Data to process —
━━━━

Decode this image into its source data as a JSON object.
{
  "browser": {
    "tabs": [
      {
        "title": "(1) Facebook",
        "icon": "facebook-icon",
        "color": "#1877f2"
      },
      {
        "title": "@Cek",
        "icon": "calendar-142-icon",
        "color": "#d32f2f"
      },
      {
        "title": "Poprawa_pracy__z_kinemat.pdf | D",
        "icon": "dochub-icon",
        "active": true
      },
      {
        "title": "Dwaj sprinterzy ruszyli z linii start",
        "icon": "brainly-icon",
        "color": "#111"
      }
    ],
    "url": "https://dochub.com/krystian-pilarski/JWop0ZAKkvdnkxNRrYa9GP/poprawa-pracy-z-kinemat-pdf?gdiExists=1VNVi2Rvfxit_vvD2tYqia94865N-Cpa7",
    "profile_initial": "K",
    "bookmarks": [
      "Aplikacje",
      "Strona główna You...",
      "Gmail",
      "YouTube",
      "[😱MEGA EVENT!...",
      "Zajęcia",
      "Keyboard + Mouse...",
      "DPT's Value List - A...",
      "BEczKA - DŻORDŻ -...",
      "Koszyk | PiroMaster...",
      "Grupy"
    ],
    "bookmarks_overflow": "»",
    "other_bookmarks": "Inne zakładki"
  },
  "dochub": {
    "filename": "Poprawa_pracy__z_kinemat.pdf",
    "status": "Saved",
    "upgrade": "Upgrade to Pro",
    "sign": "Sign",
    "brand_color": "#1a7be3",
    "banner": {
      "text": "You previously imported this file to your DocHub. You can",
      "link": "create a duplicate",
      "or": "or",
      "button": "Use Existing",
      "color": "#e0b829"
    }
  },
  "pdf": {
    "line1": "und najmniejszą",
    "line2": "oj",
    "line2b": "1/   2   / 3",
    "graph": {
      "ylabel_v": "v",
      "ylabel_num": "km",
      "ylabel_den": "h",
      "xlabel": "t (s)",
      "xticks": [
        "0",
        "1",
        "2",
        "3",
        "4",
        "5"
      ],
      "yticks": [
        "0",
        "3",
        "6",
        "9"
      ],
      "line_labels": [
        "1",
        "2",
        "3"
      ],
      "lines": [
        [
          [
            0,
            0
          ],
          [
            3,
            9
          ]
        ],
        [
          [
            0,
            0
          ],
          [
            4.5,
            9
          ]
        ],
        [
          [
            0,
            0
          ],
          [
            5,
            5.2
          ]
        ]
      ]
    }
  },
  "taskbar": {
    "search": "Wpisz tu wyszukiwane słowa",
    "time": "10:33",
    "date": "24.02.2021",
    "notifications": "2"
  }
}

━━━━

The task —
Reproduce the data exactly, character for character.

The completed task —
Decode this image into its source data as a JSON object.
{
  "browser": {
    "tabs": [
      {
        "title": "(1) Facebook",
        "icon": "facebook-icon",
        "color": "#1877f2"
      },
      {
        "title": "@Cek",
        "icon": "calendar-142-icon",
        "color": "#d32f2f"
      },
      {
        "title": "Poprawa_pracy__z_kinemat.pdf | D",
        "icon": "dochub-icon",
        "active": true
      },
      {
        "title": "Dwaj sprinterzy ruszyli z linii start",
        "icon": "brainly-icon",
        "color": "#111"
      }
    ],
    "url": "https://dochub.com/krystian-pilarski/JWop0ZAKkvdnkxNRrYa9GP/poprawa-pracy-z-kinemat-pdf?gdiExists=1VNVi2Rvfxit_vvD2tYqia94865N-Cpa7",
    "profile_initial": "K",
    "bookmarks": [
      "Aplikacje",
      "Strona główna You...",
      "Gmail",
      "YouTube",
      "[😱MEGA EVENT!...",
      "Zajęcia",
      "Keyboard + Mouse...",
      "DPT's Value List - A...",
      "BEczKA - DŻORDŻ -...",
      "Koszyk | PiroMaster...",
      "Grupy"
    ],
    "bookmarks_overflow": "»",
    "other_bookmarks": "Inne zakładki"
  },
  "dochub": {
    "filename": "Poprawa_pracy__z_kinemat.pdf",
    "status": "Saved",
    "upgrade": "Upgrade to Pro",
    "sign": "Sign",
    "brand_color": "#1a7be3",
    "banner": {
      "text": "You previously imported this file to your DocHub. You can",
      "link": "create a duplicate",
      "or": "or",
      "button": "Use Existing",
      "color": "#e0b829"
    }
  },
  "pdf": {
    "line1": "und najmniejszą",
    "line2": "oj",
    "line2b": "1/   2   / 3",
    "graph": {
      "ylabel_v": "v",
      "ylabel_num": "km",
      "ylabel_den": "h",
      "xlabel": "t (s)",
      "xticks": [
        "0",
        "1",
        "2",
        "3",
        "4",
        "5"
      ],
      "yticks": [
        "0",
        "3",
        "6",
        "9"
      ],
      "line_labels": [
        "1",
        "2",
        "3"
      ],
      "lines": [
        [
          [
            0,
            0
          ],
          [
            3,
            9
          ]
        ],
        [
          [
            0,
            0
          ],
          [
            4.5,
            9
          ]
        ],
        [
          [
            0,
            0
          ],
          [
            5,
            5.2
          ]
        ]
      ]
    }
  },
  "taskbar": {
    "search": "Wpisz tu wyszukiwane słowa",
    "time": "10:33",
    "date": "24.02.2021",
    "notifications": "2"
  }
}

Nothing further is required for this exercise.